Whom do you trust with important matters in your life: someone with name recognition whose character you don’t know, or someone not in vogue but whom you know personally?
Two days ago, my wife took her car in to Midas (4055 N. Academy, CS) because of clanking noises in the right rear wheel well. After brief examination, they told her the problem was worn struts, and she would need to replace them, estimated cost at $900, but they could do it that day. After agreeing to this and asking for a ride home, she was gladly ferried there by a Midas employee. A few hours later she called in to see how the repair was progressing. Another big job had come in and taken priority, so they hadn’t started on her car yet. Miffed, she told them to come pick her up so she could take the car somewhere else. Thankfully, she then called me, told me the story (revealing what she would have paid…; now I have a better idea why they named themselves after King Midas — everything he touched turned to gold….), and asked me if I would call a mechanic I know personally (whose shop unfortunately is at the other end of town) and see if he would take her car in for repairs. My friend’s garage is not a big-name franchise – Johnny’s Star Auto Repair – but he is a Syrian friend with a big heart. So he told me to bring it the next day, which we did. Johnny said he’d have it done by the end of the day, if not sooner, but didn’t give me an estimate. Cindy dropped me off at a Bible study group downtown and then drove off to do errands. By the time the study was over, there was a message on my phone to come pick up the car – it was ready. Rather incredulous, I called Johnny and learned that the problem was a loose strut – all that was needed was a tightened bolt. Everything else looked great, he said. “What do I owe you for your time and effort?,” I asked. Nothing, he said. “Come on,” I argued. “Okay,” he said, “I’ll take a hug.” We’re sending a “goodies basket” to their home as a thank you.

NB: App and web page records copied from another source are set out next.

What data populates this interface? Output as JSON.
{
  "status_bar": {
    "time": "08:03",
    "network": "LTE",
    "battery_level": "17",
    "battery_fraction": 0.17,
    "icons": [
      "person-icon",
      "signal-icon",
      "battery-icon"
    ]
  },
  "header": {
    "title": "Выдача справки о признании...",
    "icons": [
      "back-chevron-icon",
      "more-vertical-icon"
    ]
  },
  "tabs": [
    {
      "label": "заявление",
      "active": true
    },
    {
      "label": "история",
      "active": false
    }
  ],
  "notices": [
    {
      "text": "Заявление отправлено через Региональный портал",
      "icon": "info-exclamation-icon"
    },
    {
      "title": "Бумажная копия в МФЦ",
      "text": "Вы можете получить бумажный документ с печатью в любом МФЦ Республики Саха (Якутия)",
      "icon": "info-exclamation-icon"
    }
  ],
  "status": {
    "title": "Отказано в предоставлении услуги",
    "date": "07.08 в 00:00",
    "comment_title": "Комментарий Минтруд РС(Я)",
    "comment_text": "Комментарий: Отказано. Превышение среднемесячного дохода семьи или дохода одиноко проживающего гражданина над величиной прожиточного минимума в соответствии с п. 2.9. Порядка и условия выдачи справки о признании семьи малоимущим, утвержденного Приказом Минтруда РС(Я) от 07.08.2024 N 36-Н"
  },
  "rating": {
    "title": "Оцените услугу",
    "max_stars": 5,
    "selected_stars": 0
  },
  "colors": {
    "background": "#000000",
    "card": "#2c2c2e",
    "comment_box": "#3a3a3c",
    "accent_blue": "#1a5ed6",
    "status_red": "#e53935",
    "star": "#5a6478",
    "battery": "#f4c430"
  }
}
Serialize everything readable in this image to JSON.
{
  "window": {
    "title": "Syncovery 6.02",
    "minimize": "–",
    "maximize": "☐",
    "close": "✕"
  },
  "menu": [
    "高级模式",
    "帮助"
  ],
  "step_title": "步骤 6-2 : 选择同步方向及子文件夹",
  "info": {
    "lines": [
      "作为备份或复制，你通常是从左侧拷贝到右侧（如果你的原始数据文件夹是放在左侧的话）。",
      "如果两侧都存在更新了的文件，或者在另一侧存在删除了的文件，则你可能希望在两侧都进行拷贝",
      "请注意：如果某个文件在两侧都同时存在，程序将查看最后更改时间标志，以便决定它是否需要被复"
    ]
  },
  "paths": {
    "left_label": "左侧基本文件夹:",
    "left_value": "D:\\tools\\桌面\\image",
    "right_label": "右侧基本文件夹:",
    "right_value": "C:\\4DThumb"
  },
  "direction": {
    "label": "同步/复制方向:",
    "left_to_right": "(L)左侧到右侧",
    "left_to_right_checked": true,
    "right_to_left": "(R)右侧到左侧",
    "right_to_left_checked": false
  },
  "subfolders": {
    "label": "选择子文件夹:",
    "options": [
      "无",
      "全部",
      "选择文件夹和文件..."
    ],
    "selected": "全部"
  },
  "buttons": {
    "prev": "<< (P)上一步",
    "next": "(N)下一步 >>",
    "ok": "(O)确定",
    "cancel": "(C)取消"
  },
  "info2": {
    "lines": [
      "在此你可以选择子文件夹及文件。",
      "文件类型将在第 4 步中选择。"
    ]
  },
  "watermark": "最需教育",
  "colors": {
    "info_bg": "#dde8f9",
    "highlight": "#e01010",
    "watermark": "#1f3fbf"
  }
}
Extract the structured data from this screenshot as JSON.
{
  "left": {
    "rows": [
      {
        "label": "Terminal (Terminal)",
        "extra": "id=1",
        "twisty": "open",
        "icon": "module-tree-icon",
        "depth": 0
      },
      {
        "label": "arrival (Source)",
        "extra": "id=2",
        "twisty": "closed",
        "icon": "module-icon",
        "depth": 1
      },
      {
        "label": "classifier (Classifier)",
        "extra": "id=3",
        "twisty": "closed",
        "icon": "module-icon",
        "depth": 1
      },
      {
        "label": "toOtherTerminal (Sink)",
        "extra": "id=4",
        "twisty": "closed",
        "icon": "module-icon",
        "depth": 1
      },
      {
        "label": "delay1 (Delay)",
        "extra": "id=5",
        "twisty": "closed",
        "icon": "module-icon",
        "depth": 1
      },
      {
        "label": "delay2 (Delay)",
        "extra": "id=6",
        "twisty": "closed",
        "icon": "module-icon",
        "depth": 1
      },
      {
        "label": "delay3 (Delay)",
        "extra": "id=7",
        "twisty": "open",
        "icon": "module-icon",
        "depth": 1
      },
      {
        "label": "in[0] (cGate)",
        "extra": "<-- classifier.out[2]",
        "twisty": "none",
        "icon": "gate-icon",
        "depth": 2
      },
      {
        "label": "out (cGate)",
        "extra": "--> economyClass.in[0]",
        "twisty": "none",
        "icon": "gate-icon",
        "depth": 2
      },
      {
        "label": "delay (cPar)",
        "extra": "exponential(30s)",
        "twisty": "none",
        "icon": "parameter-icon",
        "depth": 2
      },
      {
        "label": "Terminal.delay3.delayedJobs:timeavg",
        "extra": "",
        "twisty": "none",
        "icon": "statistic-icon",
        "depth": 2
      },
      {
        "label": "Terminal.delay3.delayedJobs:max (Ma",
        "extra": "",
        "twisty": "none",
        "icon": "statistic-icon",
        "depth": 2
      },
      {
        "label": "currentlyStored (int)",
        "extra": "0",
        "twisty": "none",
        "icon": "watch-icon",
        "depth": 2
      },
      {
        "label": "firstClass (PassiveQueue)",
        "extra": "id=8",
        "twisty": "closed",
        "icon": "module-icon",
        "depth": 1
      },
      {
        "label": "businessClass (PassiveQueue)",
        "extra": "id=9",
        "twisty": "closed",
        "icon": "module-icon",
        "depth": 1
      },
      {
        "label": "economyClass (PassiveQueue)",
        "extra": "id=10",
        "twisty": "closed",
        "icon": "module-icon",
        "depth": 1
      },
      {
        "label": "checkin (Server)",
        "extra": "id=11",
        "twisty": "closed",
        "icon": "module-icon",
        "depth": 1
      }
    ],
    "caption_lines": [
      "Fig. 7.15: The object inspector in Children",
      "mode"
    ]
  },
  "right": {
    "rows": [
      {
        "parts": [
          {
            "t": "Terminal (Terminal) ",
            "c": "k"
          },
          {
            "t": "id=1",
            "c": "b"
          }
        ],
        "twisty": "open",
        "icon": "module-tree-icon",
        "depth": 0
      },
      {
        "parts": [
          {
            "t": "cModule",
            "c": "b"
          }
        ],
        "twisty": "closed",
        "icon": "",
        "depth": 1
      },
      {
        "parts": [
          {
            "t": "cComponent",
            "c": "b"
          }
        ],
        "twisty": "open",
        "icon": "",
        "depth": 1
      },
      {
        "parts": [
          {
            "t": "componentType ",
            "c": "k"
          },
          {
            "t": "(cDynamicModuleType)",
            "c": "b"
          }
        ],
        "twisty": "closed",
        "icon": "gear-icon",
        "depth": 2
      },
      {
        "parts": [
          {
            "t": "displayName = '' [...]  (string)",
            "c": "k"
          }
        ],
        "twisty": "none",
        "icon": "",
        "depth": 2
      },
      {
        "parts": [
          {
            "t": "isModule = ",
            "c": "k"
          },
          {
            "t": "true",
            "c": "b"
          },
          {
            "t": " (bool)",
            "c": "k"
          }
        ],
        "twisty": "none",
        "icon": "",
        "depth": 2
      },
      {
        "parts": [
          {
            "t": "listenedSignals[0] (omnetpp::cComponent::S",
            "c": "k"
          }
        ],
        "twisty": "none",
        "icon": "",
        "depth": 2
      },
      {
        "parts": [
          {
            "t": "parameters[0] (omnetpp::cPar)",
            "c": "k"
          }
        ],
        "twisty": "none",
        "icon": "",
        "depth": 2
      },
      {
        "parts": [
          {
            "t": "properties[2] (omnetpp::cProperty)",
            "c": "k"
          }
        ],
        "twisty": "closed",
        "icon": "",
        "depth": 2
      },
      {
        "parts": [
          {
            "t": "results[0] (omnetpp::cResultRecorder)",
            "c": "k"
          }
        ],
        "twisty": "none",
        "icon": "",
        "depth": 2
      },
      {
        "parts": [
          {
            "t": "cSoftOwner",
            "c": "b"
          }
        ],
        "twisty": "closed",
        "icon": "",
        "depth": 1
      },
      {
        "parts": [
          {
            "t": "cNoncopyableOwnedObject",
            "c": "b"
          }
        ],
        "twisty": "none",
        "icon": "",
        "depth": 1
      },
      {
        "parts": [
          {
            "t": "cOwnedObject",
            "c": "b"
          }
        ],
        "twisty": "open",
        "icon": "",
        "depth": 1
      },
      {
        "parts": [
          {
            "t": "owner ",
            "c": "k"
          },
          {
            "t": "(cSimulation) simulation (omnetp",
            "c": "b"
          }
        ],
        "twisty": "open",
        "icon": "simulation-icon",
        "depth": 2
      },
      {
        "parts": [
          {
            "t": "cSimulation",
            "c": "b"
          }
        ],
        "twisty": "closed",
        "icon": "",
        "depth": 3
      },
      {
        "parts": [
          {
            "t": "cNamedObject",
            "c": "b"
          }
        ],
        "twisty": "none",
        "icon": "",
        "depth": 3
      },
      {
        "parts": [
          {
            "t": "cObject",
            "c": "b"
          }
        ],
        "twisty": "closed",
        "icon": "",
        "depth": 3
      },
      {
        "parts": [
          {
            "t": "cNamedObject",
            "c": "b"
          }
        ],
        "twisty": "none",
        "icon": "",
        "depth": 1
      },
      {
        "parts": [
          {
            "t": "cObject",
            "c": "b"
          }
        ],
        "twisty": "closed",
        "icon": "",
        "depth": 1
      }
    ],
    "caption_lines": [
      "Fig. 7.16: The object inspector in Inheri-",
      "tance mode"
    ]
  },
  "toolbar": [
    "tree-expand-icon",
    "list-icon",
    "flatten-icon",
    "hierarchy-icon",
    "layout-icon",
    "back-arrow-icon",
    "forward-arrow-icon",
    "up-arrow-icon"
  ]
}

The car is working great.
A false diagnosis, which we initially accepted based on the naïve assumption that a well-known repair place wouldn’t try to rip off innocent customers, would have cost us dearly. The correct diagnosis, and a solution wrapped in grace, was a godsend.
That got me thinking.
Many people know something is wrong in their spiritual lives, but don’t know where to turn for diagnosis and repair. In the Western world today, there are two options at the top of the list for consideration. One seems favored today in the media: Islam. The other is not in vogue: Christianity.
Islam diagnoses the human condition this way: You have been disobedient to Allah and are doomed to hellfire as an infidel. But repair of this condition is possible, although it will cost you dearly. You can be assured of paradise if you accept the bargain Allah is offering, as found in the Quran, 9:111 –
Allah has bought from the believers their selves and their possessions against the gift of Paradise; they fight in the way of Allah; they kill, and are killed; that is a promise binding upon Allah in the Torah, and the Gospel, and the Koran; and who fulfils his covenant truer than Allah? So rejoice in the bargain you have made with Him; that is the mighty triumph.
Allah offers a contract to any human being willing to accept his terms – he will grant paradise to those willing to exchange their “selves and possessions” for that promise. How is this exchange verified? They must be willing to “kill and be killed” as they go to war for Allah against all who refuse to bow before him. There is nothing metaphorical about this contract, as history demonstrates. Millions of Muslims over fourteen centuries have killed and died while pursuing jihad in Allah’s cause, hoping Allah’s promise of remedy for their problem will prove true.
Christianity, on the other hand, diagnoses the human condition this way: You have broken fellowship with God by your sin, and nothing you can do is able to repair the breach. God, however, by bearing the consequences of your sin, can both forgive you justly and welcome you back into eternal fellowship with himself. He does this by becoming a human being (while remaining God – this is the meaning of the Incarnation –, taking the punishment of human sins upon himself in his ignominious crucifixion and death, and granting his resurrection life to all who place their trust in him. God’s repair promise is that He will exchange our sinfulness for Christ’s righteousness – piling our evils upon His Son, and clothing us instead with His Son’s righteousness. The New Testament text that spells this out clearly is found in 2 Cor 5:21, where Paul, speaking of Christ, says:
For our sake he [God] made him to be sin who knew no sin, so that in him we might become the righteousness of God.
In real life, all of us are broken down and need repair. Which garage are you going to go to? Between Islam and the Gospel, which is able to correctly diagnose your breakdown and offer you the repair you truly need? Islam says: give your all in death and destruction for the cause of Allah, and you will have Paradise. The Gospel says: God in love has given His all for you, in the death of His Son. What do you have to do to benefit from His repairs? Hand yourself over to His tender care and become a follower of the Good Shepherd who has laid down his life for his sheep.
When it comes to auto repair, we are never going back to Midas. Johnny has our trust, because we know he has our interest at heart and can solve our car problems. When it comes to eternal life, I am never going back to a god who calls human beings to kill and be killed as a ticket to eternal life. Instead, I gratefully place my soul in the eternal charge of Him who gave His all for me, and who calls me to give myself away in love for the benefit of others.
How about you?